My research focuses primarily on how social processes challenge racial and ethnic boundaries and transform classification systems. I’ve examined this with regard to immigration, interracial marriage and the classification of multiracial children, and genetic ancestry testing. I am also interested in the multiple dimensions of race – how self-identification, observation by others, known ancestry, genetic ancestry, phenotype, and other dimensions are increasingly diverging, and what this means for survey statistics and the racial inequalities they are used to measure.
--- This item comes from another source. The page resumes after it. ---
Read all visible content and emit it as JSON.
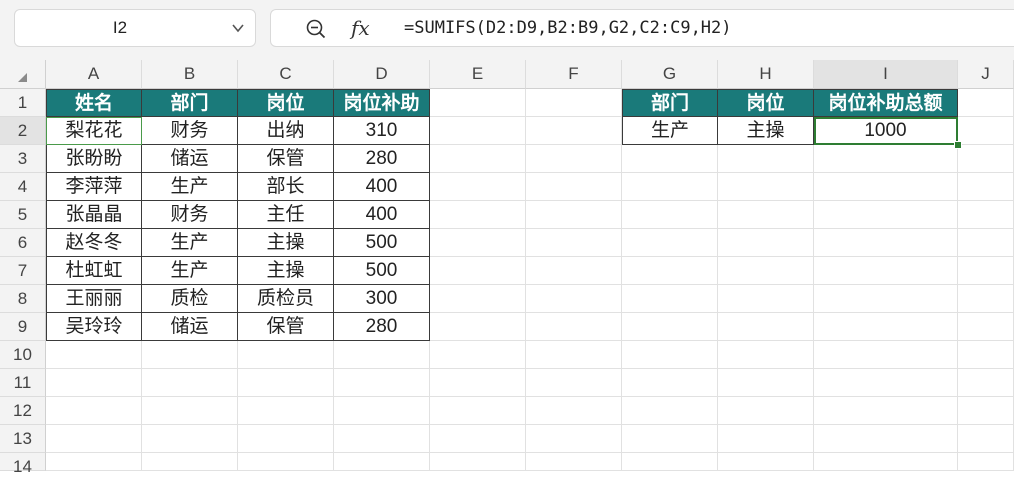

My current research examines the social impact of genetic ancestry testing, focusing on how tests influence racial and ethnic identity, conceptions of race, racial attitudes, and racial interactions. One project conducted 115 qualitative interviews with people from different racial and ethnic backgrounds who purchased genetic ancestry tests. Another project is a randomized controlled trial that randomly assigns people to receive genetic ancestry tests or not, to study the causal impact of testing.